The data —
+-------+

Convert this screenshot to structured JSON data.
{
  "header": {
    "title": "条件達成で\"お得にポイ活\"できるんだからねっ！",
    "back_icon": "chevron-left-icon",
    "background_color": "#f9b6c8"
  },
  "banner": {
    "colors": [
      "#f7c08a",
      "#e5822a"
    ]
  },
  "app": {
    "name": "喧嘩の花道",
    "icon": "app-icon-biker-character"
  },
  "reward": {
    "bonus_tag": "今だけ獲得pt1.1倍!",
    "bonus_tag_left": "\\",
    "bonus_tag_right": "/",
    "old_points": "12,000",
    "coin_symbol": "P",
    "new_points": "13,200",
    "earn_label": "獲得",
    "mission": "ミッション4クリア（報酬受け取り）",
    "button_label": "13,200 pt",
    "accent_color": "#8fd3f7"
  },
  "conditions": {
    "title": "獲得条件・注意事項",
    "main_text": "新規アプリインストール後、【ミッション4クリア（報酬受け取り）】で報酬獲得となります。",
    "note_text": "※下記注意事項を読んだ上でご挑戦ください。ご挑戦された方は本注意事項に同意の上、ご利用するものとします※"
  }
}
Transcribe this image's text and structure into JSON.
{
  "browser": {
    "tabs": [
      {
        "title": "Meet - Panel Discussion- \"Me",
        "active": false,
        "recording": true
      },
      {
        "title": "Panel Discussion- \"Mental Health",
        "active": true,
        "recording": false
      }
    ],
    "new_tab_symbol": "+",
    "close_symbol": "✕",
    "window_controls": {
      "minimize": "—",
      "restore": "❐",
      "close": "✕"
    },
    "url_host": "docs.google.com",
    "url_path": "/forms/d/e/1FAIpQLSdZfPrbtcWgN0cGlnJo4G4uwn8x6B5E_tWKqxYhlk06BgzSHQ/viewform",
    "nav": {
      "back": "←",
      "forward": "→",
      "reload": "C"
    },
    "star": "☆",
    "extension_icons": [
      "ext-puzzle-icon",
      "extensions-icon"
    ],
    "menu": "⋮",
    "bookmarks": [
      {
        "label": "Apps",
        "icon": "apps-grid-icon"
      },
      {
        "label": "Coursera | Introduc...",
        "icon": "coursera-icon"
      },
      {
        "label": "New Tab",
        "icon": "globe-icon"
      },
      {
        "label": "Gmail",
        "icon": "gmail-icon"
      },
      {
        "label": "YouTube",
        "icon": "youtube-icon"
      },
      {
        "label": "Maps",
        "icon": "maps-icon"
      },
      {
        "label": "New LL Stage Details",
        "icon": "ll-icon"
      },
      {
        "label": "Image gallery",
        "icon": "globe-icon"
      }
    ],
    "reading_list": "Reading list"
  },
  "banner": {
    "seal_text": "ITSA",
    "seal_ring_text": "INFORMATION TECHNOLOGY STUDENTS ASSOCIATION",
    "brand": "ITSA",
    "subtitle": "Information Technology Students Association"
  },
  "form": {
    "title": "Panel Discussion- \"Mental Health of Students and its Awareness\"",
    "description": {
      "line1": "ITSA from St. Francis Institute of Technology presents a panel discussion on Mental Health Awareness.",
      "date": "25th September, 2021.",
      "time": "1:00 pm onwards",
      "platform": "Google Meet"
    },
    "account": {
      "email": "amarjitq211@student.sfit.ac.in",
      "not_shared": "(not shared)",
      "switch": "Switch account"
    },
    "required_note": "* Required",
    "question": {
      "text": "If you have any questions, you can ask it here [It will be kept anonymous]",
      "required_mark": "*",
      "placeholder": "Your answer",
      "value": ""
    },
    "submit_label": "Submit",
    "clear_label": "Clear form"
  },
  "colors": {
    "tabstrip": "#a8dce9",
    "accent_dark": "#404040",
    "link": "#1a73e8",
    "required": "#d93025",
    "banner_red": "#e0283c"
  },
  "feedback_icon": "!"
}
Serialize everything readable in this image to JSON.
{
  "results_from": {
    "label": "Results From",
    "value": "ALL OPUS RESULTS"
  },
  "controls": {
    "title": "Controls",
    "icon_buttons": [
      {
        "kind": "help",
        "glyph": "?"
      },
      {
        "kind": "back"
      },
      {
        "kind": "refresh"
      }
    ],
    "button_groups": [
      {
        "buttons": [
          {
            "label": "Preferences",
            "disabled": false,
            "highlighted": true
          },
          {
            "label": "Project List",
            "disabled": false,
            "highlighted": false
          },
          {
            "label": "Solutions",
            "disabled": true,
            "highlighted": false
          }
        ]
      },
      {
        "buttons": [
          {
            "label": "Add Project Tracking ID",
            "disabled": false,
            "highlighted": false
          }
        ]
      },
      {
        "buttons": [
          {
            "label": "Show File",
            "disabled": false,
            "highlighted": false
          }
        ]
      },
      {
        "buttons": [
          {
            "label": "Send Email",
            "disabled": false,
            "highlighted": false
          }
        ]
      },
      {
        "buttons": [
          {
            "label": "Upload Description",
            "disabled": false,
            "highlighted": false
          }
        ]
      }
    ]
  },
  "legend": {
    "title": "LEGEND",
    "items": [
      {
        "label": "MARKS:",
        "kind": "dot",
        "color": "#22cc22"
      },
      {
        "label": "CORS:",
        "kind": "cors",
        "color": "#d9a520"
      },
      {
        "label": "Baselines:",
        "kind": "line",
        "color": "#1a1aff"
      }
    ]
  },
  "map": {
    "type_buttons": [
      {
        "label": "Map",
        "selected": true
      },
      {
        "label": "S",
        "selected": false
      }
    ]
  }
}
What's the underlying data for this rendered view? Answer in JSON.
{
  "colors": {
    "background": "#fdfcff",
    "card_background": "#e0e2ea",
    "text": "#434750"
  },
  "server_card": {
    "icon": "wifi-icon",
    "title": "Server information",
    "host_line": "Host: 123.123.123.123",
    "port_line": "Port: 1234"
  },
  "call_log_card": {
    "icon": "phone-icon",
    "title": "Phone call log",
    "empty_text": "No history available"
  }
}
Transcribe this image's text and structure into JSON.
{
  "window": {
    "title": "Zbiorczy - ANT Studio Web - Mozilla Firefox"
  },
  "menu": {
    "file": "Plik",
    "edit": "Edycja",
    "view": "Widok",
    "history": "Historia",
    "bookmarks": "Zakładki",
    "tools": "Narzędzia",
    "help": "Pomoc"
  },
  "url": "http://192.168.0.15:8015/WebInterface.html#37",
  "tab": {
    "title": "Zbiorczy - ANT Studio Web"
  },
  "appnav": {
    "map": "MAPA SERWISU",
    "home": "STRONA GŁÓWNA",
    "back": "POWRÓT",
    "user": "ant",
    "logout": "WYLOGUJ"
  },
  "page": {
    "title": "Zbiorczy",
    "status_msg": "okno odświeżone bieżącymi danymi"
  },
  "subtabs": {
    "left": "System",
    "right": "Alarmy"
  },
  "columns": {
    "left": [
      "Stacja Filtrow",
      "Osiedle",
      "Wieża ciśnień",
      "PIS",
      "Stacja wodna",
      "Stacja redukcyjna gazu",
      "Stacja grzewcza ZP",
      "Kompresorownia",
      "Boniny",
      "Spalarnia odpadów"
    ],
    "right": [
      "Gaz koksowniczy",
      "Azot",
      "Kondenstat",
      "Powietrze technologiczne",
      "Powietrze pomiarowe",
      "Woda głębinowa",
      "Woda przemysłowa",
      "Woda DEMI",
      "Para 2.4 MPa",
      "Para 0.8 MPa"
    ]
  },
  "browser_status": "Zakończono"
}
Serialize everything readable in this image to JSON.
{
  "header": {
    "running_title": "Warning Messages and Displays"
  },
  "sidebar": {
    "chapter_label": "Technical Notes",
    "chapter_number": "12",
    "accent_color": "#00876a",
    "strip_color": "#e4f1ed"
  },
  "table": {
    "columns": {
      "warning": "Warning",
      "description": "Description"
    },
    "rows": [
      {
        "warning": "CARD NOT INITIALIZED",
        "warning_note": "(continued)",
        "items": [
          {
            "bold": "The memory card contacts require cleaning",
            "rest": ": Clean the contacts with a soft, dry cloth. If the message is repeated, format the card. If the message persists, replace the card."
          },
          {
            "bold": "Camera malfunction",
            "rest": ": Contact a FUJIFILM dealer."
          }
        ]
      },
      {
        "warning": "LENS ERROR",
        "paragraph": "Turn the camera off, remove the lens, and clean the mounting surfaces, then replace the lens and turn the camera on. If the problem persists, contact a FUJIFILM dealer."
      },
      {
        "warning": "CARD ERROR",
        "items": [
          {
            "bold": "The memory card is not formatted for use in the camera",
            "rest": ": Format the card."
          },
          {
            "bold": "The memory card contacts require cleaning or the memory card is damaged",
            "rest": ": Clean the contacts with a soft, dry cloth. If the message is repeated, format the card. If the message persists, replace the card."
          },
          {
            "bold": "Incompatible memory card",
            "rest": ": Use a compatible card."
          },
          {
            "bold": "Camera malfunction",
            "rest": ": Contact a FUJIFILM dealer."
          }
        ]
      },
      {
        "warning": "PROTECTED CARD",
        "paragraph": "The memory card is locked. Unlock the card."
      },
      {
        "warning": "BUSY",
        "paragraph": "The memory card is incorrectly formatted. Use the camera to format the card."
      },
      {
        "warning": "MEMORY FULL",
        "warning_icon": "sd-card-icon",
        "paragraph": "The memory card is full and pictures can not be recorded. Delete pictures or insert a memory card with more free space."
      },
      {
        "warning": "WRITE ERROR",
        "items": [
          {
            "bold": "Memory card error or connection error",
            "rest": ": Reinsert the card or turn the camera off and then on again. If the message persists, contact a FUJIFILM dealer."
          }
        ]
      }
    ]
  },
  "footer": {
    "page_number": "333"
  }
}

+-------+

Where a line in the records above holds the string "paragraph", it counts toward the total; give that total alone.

4